if the gubbermint pays for everything for a commercial property and the owner of the system can get 12 cents a kilowatt hour for the juice that is great (for the owner!) but society pays twice for the juice. because of the gubbermint subsidy (from higher taxes) and then from buying the juice. prices for solar systems have to drop another 30% to be realistic. where's china when you really need a discount manufacturing nation?

anyone want to rent my roof and populate it with panels? let's talk.
i want to find out how badly i will be "juiced" for making juice. how does a feller get a sweet heart deal?

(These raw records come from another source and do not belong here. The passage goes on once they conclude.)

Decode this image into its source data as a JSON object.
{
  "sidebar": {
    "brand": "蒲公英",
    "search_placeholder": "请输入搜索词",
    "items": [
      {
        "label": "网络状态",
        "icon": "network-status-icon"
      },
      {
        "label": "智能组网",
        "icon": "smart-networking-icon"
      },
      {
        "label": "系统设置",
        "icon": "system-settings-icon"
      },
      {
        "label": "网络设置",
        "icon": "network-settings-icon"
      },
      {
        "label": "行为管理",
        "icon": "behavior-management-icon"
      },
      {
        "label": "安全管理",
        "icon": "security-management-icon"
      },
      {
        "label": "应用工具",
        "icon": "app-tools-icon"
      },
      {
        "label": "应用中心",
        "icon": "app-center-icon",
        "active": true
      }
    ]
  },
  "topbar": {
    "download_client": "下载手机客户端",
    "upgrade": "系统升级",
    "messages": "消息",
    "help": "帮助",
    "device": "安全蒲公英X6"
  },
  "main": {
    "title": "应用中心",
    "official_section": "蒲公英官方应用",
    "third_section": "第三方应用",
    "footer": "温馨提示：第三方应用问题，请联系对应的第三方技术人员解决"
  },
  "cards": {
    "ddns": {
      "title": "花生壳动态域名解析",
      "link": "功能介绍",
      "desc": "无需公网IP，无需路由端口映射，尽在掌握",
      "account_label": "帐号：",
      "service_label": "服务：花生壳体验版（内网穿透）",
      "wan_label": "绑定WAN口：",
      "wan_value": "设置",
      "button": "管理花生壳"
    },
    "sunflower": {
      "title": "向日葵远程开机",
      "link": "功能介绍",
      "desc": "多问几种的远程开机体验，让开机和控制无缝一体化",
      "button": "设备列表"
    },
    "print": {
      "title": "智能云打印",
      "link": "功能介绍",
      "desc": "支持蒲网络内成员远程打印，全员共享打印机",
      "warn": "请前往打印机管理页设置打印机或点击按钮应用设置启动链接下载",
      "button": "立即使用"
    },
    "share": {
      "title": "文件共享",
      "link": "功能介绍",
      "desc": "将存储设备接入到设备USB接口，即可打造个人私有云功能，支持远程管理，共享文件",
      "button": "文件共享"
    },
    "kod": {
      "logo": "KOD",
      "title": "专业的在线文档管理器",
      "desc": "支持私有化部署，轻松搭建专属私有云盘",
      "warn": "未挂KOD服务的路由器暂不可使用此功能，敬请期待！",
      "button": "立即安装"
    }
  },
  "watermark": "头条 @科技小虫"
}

i used standard 15% conversion panels. i notice 30% conversion panels cost more than double. what's up with that?

in fact what ever happened to all those printable solar cells? another case of "too cheap to meter". and 5% conversion? forget about it. SN@RX! (i almost forgot...it's all good)

i used standard 15% conversion panels. i notice 30% conversion panels cost more than double. what's up with that?

I think anything over 19-20% is mega hi tech. The best out there is about 40%, but you need highly concentrated light to get that sort of efficiency. The concentrating solar PV people use this stuff, in junction with mirrors and or lenses to concentrate the light. Of course at that sort of intensity, you need some pretty elaborate cooling, otherwise your expensive hightech PV would meltdown within seconds. You also need to tracker to keep these babies pointing directly at the sun. Its not clear if optics combined with high efficiency cells can win the cost race against lowertech flat panels.

I think anything over 19-20% is mega hi tech.

Yep! Pretty much.

humbaba asked above:

in fact what ever happened to all those printable solar cells? another case of "too cheap to meter". and 5% conversion? forget about it. SN@RX! (i almost forgot...it's all good)

They are coming on line at about 15% efficiency which isn't bad all things considered.
Check out this YouTube Video from NanoSolar http://www.youtube.com/watch?v=kGuwUQ1gl8Y